I woke up again at 7:30 and somehow convinced Manda to get up early too. The hotel was kind of sneaky and although they had no breakfast included when we booked it, now apparently it is. Hopefully we don't get billed for it at the end. Anyway, we had some really good croissant and some hot beverages from the machine in the lobby. I actually enjoy machine coffee better than the real stuff, so I'm happy enough with it. They also give you a little snack pack bag with a sammy and an apple.
We left the building and took the metro to Madeline, which has a large church that looks like unnerringly like the parthenon. It also is home to two of the famous gourmet epicerie food shops in Paris, Fauchon and Heidard. Alas, both didn't open until 9, so we had to wait a bit, but eventually wandered them both. We felt a little odd, as we were the only customers in both and they were very fancy. Fauchon especially. And pink.
We walked by the Tuleries to the Musee d'Orsay, where we met my friend Henni. We had 2.5 hours for the museum which was about perfect. Impressionism is as amazing as always. We especially liked some of the pastel works that you don't usually see. And Renoir seascapes have a special place in my heart. I hadn't seen much work of Auguste Rodin the sculptor (think the Thinker), but he is pretty fantastic too. We plan to see his museum tomorrow. I've always loved sculpture. It seems so much more organic and expressive.
After the museum, we met some other friends at Place St. Michel and picked up some lunch for a pique-nique on the Seine. It was great to see everyone again, and they are as silly as always. Benjamin, Maelle and Claire, the 3 Parisiens, were amused by my extensive lists of things to see and foods to eat.
Afterwards we pondered the Luxembourg gardens, but the rain started coming down in earnest, so we went and got ice cream (how does that work?) from Berthillion on Ile St. Louis. (Not the original store, which is closed in July, but from one down the street). The hit flavor was cocktail exotique (passion fruit, mango, and papaya). Another note: a magic wand in French is baguette magique. As in magic baguette.
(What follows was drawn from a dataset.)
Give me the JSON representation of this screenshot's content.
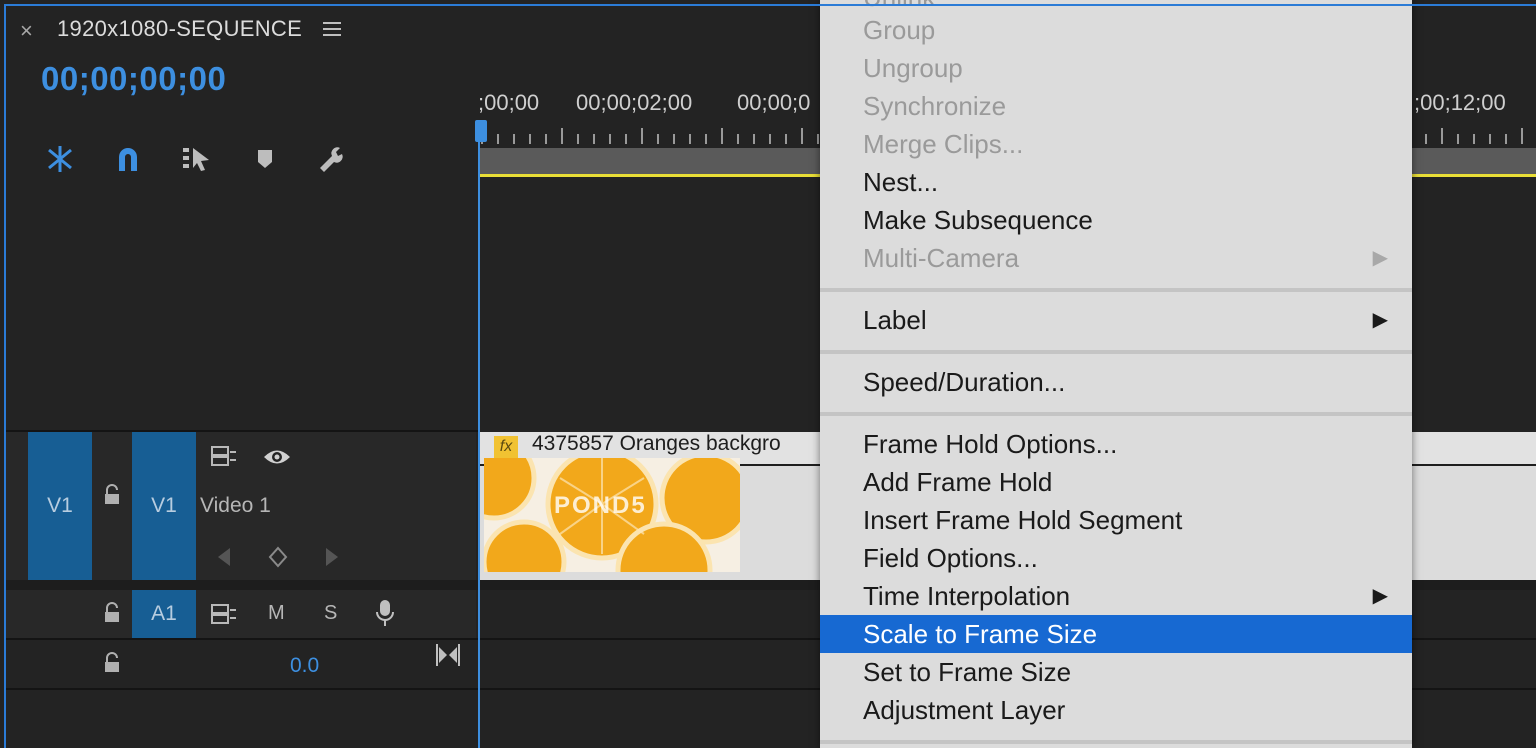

We walked North a bit to the Pompidou center. It's the newish modern art museum, and all of the usual innards of a building are placed on the outside: stairways, elevators, structural steel supports, heating/cooling ventilation, plumbing. It looks pretty crazy. We wandered that area near Les Halles, which has a lot of cute shops and ended up at St. Eustice church (apparently in the Da Vinci code (Dan Brown is a n00b)) and sat resting our feet in the square out front. Afterwards, we passed by the legendary cooking good store, E. Dehillerin. In an 1860's style, they have all sorts of copper pots, utensils, and cooking ware crammed into little dark aisles. It was amazing. It closed right as we got there, so we may have to try to go back.
As early-birds, we said goodbye to my friends and headed back to Au Pieds du Cochon, a classic french bistro with (supposedly) the best french onion soup in town. We sat our tired little feeties down and supped on the soup, beef tartare, confit au canard with a red wine reduction (aka heaven on a plate), and a dessert called La Coupe Vie en Rose, which had rose and strawberry ice cream and rose jam. The bread here also came with "confiture du cochon," which literally means "pig jam." It was actually quite good, though it tasted vaguely like something Asians would put into bao. We were very satiated and satisfied, but definitely had to sit and digest for a while.
We made it back to the hotel, and I made our daily list of plans for the next few days (they change every day, so I can make a new list/plan every evening. Yes I like lists way to much). Amanda is conched out already at 9:45. We are trying to get tickets to the Opera Garnier (as in Phantom of the Opera's opera) for later this week. We also have most of our meals planned out until we leave.
It's been another great day in the city of food (or is it love?). We miss you all back at home and think of you a lot.